WHAT YOU ARE ASKED TO DO
Pick out each line of the records that includes the string "data", and copy it.

Items from an interface collection:
========================================

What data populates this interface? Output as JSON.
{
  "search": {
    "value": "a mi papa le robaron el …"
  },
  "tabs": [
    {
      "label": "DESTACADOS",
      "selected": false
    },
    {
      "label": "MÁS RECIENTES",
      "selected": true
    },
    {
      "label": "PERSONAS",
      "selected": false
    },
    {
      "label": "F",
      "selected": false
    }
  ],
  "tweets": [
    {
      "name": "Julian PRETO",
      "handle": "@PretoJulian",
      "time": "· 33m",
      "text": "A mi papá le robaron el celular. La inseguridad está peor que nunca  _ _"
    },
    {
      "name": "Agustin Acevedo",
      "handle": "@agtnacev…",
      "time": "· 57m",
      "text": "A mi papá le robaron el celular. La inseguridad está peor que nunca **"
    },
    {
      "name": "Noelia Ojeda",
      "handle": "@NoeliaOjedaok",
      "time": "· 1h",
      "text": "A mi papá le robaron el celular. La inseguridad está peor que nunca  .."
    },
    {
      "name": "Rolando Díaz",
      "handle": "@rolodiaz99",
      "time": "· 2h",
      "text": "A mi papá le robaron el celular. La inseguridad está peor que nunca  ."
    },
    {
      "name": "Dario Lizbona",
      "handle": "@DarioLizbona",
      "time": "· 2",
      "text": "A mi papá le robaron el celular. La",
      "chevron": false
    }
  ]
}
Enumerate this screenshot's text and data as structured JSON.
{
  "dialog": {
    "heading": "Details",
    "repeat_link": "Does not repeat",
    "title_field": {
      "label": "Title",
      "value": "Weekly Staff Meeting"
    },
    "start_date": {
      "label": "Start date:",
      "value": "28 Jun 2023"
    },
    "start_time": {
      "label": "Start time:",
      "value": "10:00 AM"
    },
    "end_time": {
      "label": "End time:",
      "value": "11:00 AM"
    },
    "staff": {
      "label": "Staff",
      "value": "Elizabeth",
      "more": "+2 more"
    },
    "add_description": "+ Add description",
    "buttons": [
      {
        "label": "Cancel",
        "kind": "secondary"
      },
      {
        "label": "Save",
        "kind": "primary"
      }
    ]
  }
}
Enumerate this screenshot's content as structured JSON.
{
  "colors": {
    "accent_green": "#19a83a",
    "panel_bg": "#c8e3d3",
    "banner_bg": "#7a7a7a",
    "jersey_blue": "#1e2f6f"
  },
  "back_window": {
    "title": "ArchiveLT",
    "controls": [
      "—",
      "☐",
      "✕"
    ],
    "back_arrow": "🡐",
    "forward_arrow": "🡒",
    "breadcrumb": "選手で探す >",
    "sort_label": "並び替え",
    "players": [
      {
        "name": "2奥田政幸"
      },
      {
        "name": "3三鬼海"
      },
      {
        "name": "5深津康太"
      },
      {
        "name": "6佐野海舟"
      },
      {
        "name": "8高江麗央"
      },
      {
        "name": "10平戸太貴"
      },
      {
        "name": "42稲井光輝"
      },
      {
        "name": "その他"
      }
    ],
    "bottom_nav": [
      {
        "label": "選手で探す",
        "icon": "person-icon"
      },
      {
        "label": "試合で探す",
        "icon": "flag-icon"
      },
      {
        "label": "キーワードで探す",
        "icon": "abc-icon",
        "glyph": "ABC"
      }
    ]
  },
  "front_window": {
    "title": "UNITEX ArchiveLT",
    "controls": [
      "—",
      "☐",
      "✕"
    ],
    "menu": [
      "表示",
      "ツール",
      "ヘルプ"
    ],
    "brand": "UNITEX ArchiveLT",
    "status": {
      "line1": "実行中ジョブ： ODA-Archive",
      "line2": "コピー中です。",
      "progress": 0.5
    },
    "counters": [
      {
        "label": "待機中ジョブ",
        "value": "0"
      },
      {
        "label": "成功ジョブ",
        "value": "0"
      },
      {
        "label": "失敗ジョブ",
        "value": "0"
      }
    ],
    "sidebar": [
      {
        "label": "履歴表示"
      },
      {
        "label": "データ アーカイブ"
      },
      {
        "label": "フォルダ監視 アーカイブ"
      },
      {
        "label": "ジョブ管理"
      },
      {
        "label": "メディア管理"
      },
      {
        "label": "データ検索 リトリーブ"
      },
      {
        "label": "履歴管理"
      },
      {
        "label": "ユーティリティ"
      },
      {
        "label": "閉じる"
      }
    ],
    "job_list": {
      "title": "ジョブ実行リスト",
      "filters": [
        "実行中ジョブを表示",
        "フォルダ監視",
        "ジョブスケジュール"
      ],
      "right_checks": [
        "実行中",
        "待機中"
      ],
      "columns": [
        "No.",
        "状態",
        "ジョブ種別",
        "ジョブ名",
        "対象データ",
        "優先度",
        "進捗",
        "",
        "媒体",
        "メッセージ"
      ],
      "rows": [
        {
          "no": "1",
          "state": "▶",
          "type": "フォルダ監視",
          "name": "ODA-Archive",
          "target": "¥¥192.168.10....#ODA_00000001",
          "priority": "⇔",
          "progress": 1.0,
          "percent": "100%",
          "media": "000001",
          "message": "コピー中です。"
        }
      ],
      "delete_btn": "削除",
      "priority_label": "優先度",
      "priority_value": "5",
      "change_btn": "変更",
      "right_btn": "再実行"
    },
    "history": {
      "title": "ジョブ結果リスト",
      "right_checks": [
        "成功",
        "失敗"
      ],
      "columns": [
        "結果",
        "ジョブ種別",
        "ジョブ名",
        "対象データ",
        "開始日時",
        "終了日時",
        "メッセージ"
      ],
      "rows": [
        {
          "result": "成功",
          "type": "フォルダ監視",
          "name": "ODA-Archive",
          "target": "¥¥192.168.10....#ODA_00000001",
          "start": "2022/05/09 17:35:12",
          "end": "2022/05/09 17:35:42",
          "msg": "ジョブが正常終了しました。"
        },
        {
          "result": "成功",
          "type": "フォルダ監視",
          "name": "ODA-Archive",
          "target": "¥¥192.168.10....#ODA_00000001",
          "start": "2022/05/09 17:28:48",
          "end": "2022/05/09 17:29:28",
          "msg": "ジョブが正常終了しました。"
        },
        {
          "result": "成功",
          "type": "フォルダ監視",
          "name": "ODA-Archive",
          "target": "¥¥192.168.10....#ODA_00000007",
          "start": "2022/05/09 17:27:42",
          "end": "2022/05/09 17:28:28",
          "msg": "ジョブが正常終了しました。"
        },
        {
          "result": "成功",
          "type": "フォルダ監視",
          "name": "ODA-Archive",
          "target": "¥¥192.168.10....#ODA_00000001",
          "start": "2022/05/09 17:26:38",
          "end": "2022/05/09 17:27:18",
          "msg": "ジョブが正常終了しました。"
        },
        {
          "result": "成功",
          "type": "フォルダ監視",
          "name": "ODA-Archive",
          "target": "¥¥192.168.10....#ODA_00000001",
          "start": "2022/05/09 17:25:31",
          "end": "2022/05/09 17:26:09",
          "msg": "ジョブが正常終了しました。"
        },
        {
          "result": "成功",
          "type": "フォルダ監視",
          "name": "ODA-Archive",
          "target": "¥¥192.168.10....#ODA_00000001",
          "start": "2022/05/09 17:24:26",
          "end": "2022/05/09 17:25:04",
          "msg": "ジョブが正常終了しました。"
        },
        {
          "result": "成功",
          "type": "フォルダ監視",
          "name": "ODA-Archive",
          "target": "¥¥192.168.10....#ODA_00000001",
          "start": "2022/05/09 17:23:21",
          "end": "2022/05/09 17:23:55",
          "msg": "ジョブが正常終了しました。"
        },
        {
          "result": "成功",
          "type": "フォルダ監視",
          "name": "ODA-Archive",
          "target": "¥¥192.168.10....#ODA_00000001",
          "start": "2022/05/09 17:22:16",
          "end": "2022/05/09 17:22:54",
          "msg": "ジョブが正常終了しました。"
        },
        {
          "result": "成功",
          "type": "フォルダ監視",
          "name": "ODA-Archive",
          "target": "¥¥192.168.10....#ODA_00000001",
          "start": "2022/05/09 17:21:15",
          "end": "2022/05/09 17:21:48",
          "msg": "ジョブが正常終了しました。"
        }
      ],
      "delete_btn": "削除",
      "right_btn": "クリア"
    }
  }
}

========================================

WRITTEN ANSWER
What data populates this interface? Output as JSON.
Enumerate this screenshot's text and data as structured JSON.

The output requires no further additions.